As a nurse, opportunities for growth and change are constantly at your fingertips. It’s easy to stay in your comfort zone and work as an expert within your field of nursing, but often times there are great rewards when you step into the unknown. According to a Career Builder Survey conducted in 2014, although 93% percent of nursing professionals are satisfied with being a nurse, 54% of nurses move to a new area of nursing at any point in their career. Most are hoping for a better life balance, increased pay, and different challenges. Whatever the reason, nursing is the perfect career to explore and find your perfect fit.
Many nurses can attest from personal experience or observing their coworkers, that switching departments multiple times is commonplace, sometimes because of changes in the local job market.
I always thought my forever job would be a charge nurse on a post-surgical unit.
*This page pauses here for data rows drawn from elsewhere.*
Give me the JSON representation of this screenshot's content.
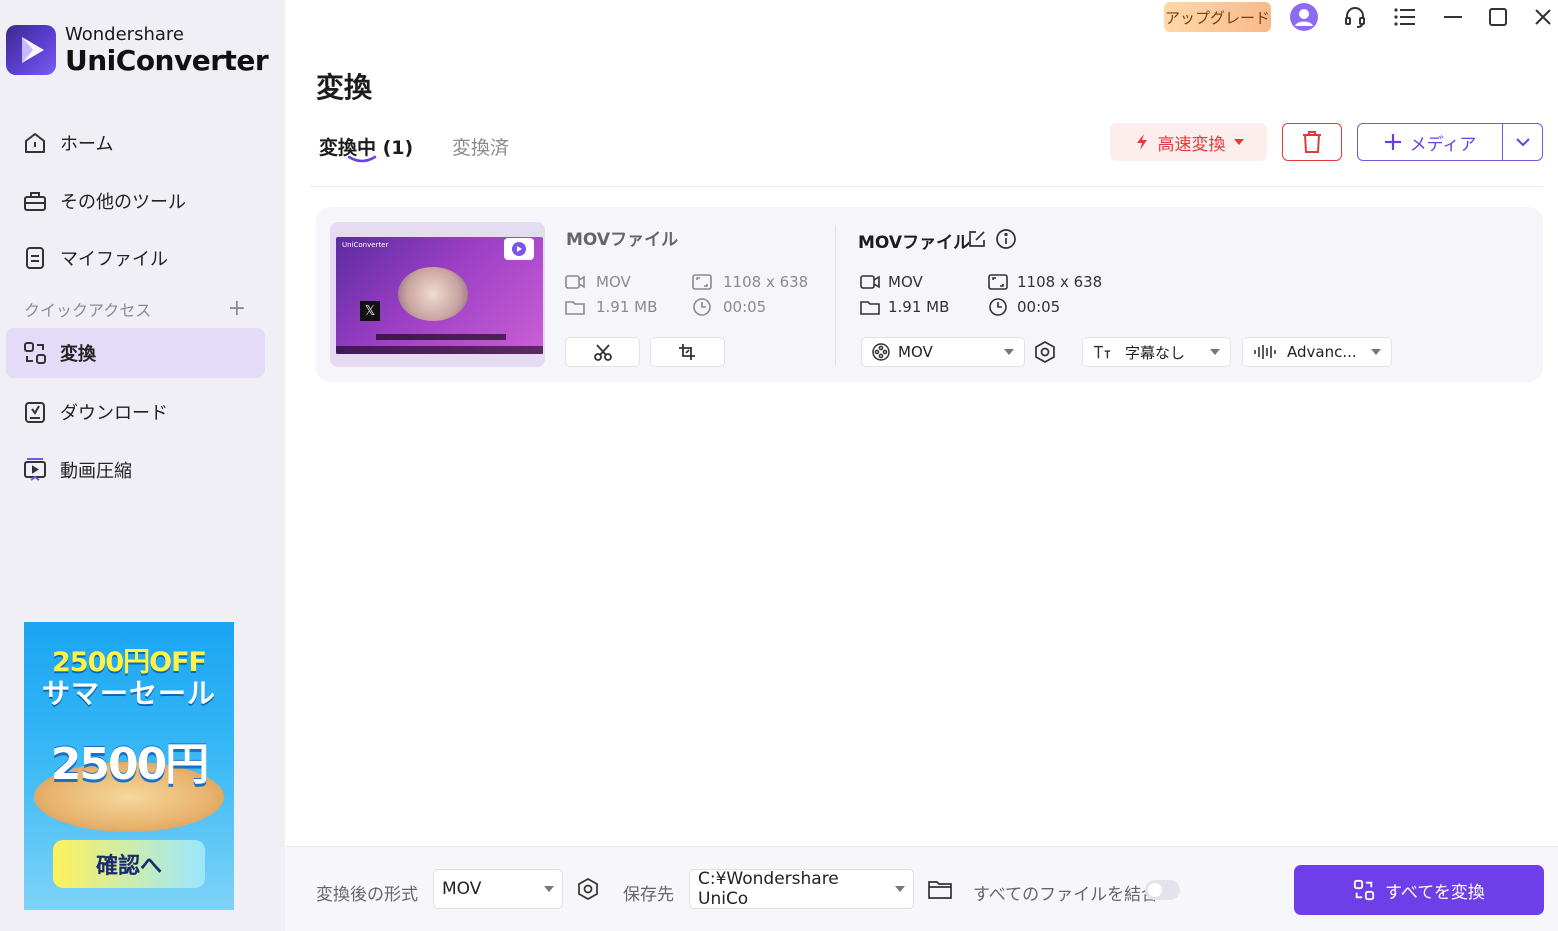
{
  "app": {
    "brand_line1": "Wondershare",
    "brand_line2": "UniConverter"
  },
  "window_bar": {
    "upgrade_label": "アップグレード",
    "icons": [
      "avatar-icon",
      "headset-icon",
      "menu-list-icon",
      "minimize-icon",
      "maximize-icon",
      "close-icon"
    ]
  },
  "sidebar": {
    "items": [
      {
        "label": "ホーム",
        "icon": "home-icon"
      },
      {
        "label": "その他のツール",
        "icon": "toolbox-icon"
      },
      {
        "label": "マイファイル",
        "icon": "file-icon"
      },
      {
        "label": "変換",
        "icon": "convert-icon",
        "active": true
      },
      {
        "label": "ダウンロード",
        "icon": "download-icon"
      },
      {
        "label": "動画圧縮",
        "icon": "compress-icon"
      }
    ],
    "quick_access_label": "クイックアクセス",
    "quick_access_add": "+"
  },
  "promo": {
    "line1": "2500円OFF",
    "line2": "サマーセール",
    "big_text": "2500円",
    "cta": "確認へ"
  },
  "main": {
    "title": "変換",
    "tabs": [
      {
        "label": "変換中 (1)",
        "active": true
      },
      {
        "label": "変換済",
        "active": false
      }
    ],
    "fast_convert_label": "高速変換",
    "add_media_label": "メディア"
  },
  "file_card": {
    "thumbnail_brand": "UniConverter",
    "source": {
      "title": "MOVファイル",
      "format": "MOV",
      "resolution": "1108 x 638",
      "size": "1.91 MB",
      "duration": "00:05"
    },
    "output": {
      "title": "MOVファイル",
      "format": "MOV",
      "resolution": "1108 x 638",
      "size": "1.91 MB",
      "duration": "00:05",
      "format_select": "MOV",
      "subtitle_select": "字幕なし",
      "audio_select": "Advanc..."
    }
  },
  "bottom_bar": {
    "output_format_label": "変換後の形式",
    "output_format_value": "MOV",
    "save_to_label": "保存先",
    "save_to_value": "C:¥Wondershare UniCo",
    "merge_label": "すべてのファイルを結合",
    "merge_enabled": false,
    "convert_all_label": "すべてを変換"
  },
  "colors": {
    "accent": "#6e3ee8",
    "danger": "#e23a3a",
    "sidebar_bg": "#f1eff6",
    "active_nav": "#e3dbf7"
  }
}
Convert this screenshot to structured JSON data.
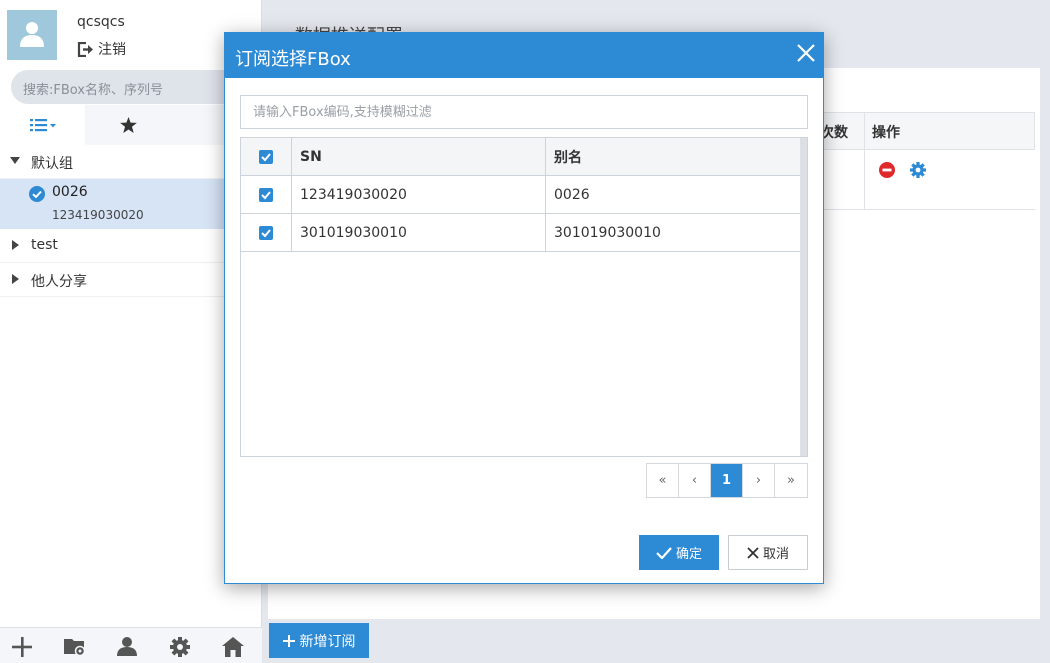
{
  "sidebar": {
    "username": "qcsqcs",
    "logout_label": "注销",
    "search_placeholder": "搜索:FBox名称、序列号",
    "groups": [
      {
        "label": "默认组",
        "devices": [
          {
            "name": "0026",
            "sn": "123419030020"
          }
        ]
      },
      {
        "label": "test"
      },
      {
        "label": "他人分享"
      }
    ],
    "bottom_icons": [
      "plus-icon",
      "folder-settings-icon",
      "user-icon",
      "gear-icon",
      "home-icon"
    ]
  },
  "main": {
    "title": "数据推送配置",
    "columns": {
      "times": "次数",
      "ops": "操作"
    },
    "add_button_label": "新增订阅"
  },
  "dialog": {
    "title": "订阅选择FBox",
    "filter_placeholder": "请输入FBox编码,支持模糊过滤",
    "columns": {
      "sn": "SN",
      "alias": "别名"
    },
    "rows": [
      {
        "sn": "123419030020",
        "alias": "0026",
        "checked": true
      },
      {
        "sn": "301019030010",
        "alias": "301019030010",
        "checked": true
      }
    ],
    "pager": {
      "first": "«",
      "prev": "‹",
      "current": "1",
      "next": "›",
      "last": "»"
    },
    "ok_label": "确定",
    "cancel_label": "取消"
  },
  "colors": {
    "accent": "#2d8ad4",
    "selected_row": "#d6e4f6",
    "danger": "#e0292b"
  }
}
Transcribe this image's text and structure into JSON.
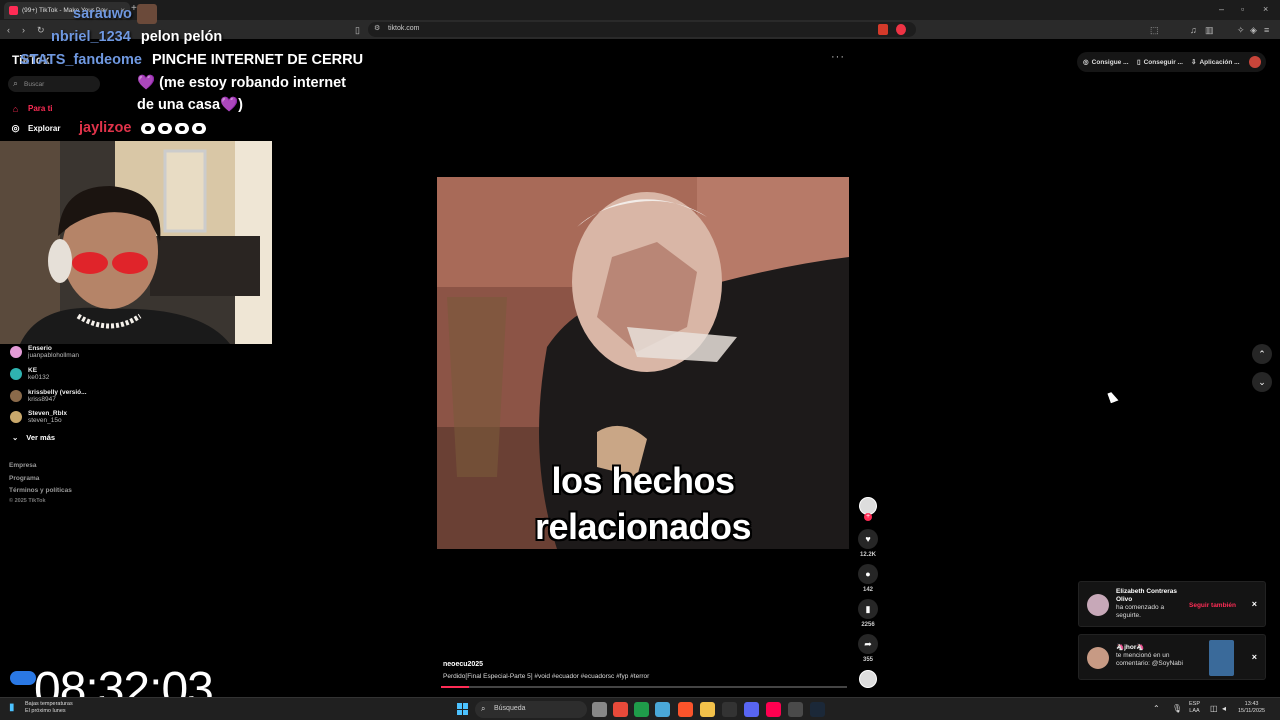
{
  "browser": {
    "tab_title": "(99+) TikTok - Make Your Day",
    "tab_close": "×",
    "new_tab": "+",
    "url": "tiktok.com",
    "window_controls": [
      "–",
      "▫",
      "×"
    ]
  },
  "chat": [
    {
      "user": "sarauwo",
      "message": ""
    },
    {
      "user": "nbriel_1234",
      "message": "pelon pelón"
    },
    {
      "user": "STATS_fandeome",
      "message": "PINCHE INTERNET DE CERRU"
    },
    {
      "user": "",
      "message": "(me estoy robando internet",
      "heart_before": "💜"
    },
    {
      "user": "",
      "message": "de una casa",
      "heart_after": "💜",
      "tail": ")"
    },
    {
      "user": "jaylizoe",
      "message": ""
    }
  ],
  "sidebar": {
    "logo": "TikTok",
    "search_placeholder": "Buscar",
    "nav": [
      {
        "label": "Para ti",
        "icon": "home-icon",
        "active": true
      },
      {
        "label": "Explorar",
        "icon": "compass-icon",
        "active": false
      }
    ],
    "following": [
      {
        "name": "Enserio",
        "username": "juanpablohollman",
        "color": "#e39bd6"
      },
      {
        "name": "KE",
        "username": "ke0132",
        "color": "#2fb3b0"
      },
      {
        "name": "krissbelly (versió...",
        "username": "kriss8947",
        "color": "#8a6a4a"
      },
      {
        "name": "Steven_Rblx",
        "username": "steven_15o",
        "color": "#c9a86b"
      }
    ],
    "see_more": "Ver más",
    "footer_links": [
      "Empresa",
      "Programa",
      "Términos y políticas"
    ],
    "copyright": "© 2025 TikTok"
  },
  "video": {
    "caption_line1": "los hechos",
    "caption_line2": "relacionados",
    "author": "neoecu2025",
    "description": "Perdido[Final Especial-Parte 5] #void #ecuador #ecuadorsc #fyp #terror",
    "progress": 0.07,
    "more": "···",
    "actions": [
      {
        "icon": "heart-icon",
        "count": "12.2K"
      },
      {
        "icon": "comment-icon",
        "count": "142"
      },
      {
        "icon": "bookmark-icon",
        "count": "2256"
      },
      {
        "icon": "share-icon",
        "count": "355"
      }
    ]
  },
  "top_buttons": [
    "Consigue ...",
    "Conseguir ...",
    "Aplicación ..."
  ],
  "notifications": [
    {
      "name": "Elizabeth Contreras Olivo",
      "text": "ha comenzado a seguirte.",
      "action": "Seguir también",
      "close": "×"
    },
    {
      "name": "🦄jhor🦄",
      "text": "te mencionó en un comentario: @SoyNabi",
      "close": "×"
    }
  ],
  "overlay_clock": "08:32:03",
  "taskbar": {
    "weather_line1": "Bajas temperaturas",
    "weather_line2": "El próximo lunes",
    "search": "Búsqueda",
    "lang1": "ESP",
    "lang2": "LAA",
    "time": "13:43",
    "date": "15/11/2025"
  },
  "colors": {
    "accent": "#fe2c55",
    "chat_user": "#6f98e0",
    "windows_blue": "#4cc2ff"
  }
}
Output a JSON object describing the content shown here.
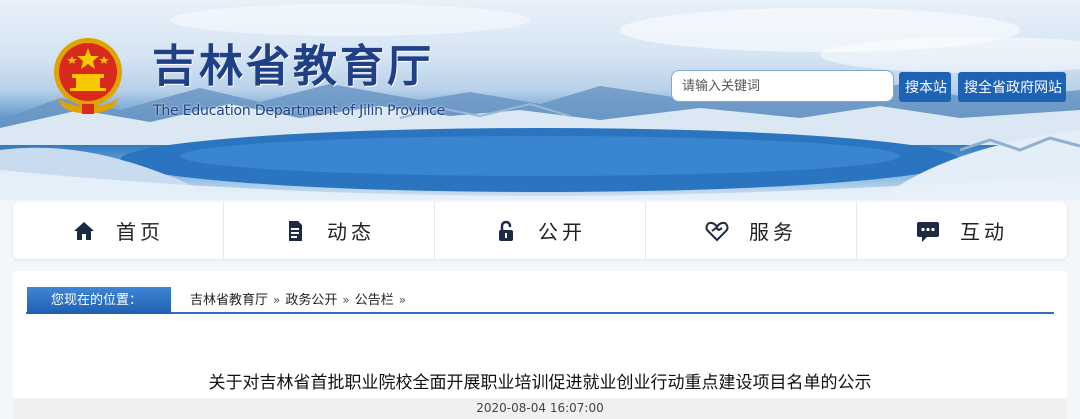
{
  "header": {
    "title": "吉林省教育厅",
    "subtitle": "The Education Department of Jilin Province",
    "emblem_icon": "national-emblem-icon"
  },
  "search": {
    "placeholder": "请输入关键词",
    "button_site": "搜本站",
    "button_gov": "搜全省政府网站"
  },
  "nav": {
    "items": [
      {
        "label": "首页",
        "icon": "home-icon"
      },
      {
        "label": "动态",
        "icon": "document-icon"
      },
      {
        "label": "公开",
        "icon": "lock-icon"
      },
      {
        "label": "服务",
        "icon": "heart-hands-icon"
      },
      {
        "label": "互动",
        "icon": "chat-icon"
      }
    ]
  },
  "location": {
    "label": "您现在的位置：",
    "crumbs": [
      "吉林省教育厅",
      "政务公开",
      "公告栏"
    ],
    "separator": "»"
  },
  "article": {
    "title": "关于对吉林省首批职业院校全面开展职业培训促进就业创业行动重点建设项目名单的公示",
    "date": "2020-08-04 16:07:00"
  },
  "colors": {
    "brand_blue": "#1f3f86",
    "button_blue": "#1d62b5",
    "bar_blue": "#2f6fc0"
  }
}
It didn’t take long to master the environment and the general expectations for each patient’s recovery journey. I enjoyed feeling confident, but I frequently thought about what other opportunities might ignite that fire within me; that same fire I felt after I first graduated nursing school.
A charge nurse position opened on the stroke unit within my facility, and with much hesitation, I made the leap. With only the fundamentals of stroke care in my back pocket, I questioned my decision over and over. How was I going to be a nurse leader when I felt vulnerable and doubtful of my own abilities? It’s amazing how much knowledge I’ve acquired in a short period of time and how excited I felt to help patients and nurses in an entirely different setting. It only takes 3 to 6 months to master a new environment, and if you are open to the newness of it all, then you can only succeed in the end.
Making a switch should, however, be carefully considered in order to find your best fit. Carlson recommends, “When considering a major change in your career, embark on a concentrated period of research.” Conduct a self-assessment to expose your strengths and weakness in order to pinpoint what specialties may interest you. Take advantage of shadowing opportunities to get a first-line experience of what working as a nurse in a different department really means. Complete your research using nursing journals, blogs, social media or conferences. And most importantly, network with other nurses whether it be in person or online.
For some nurses, sticking with the same department or specialty for the duration of their career may be a good fit, but research clearly shows that the majority of nurses will continue to move in search of greater knowledge and bigger challenges. If you feel like your nursing career has reached a standstill, don’t stay in that rut. Give yourself a chance to grow and develop expertise you never imagined possible. Nursing is one of the few careers that offers incredible diversity and is meant to be explored and discovered. Taking advantage of everything nursing has to offer is what helps each nurse grow as a professional and as a person. Going into a new specialty with an open mind and shedding any preconceived notions will help you maximize rewards and opportunities.
On a final personal note, I never dreamed my nursing career would take me to where I am today. If you allow your passion for caring for others lead you down that unbeaten path, then you will undoubtedly learn more about your patients and yourself then you ever thought possible.
Amanda Walk is a charge nurse on a stroke unit at St. Clair Hospital in Pittsburgh, Pennsylvania.
Career Builder. May 6, 2014. New survey explores the state of the nursing profession. https://www.careerbuilder.com
Carlson K. November 3, 2015. Changing nursing specialties: Two strategies to get started. https://www.nurse.com/blog/2015/11/03/changing-nursing-specialties-two-strategies-to-get-started
Timothy H. January 5, 2016. Strategies for switching nursing specialties. http://www.americansentinel.edu/blog/2016/01/05/strategies-for-switching-nursing-specialties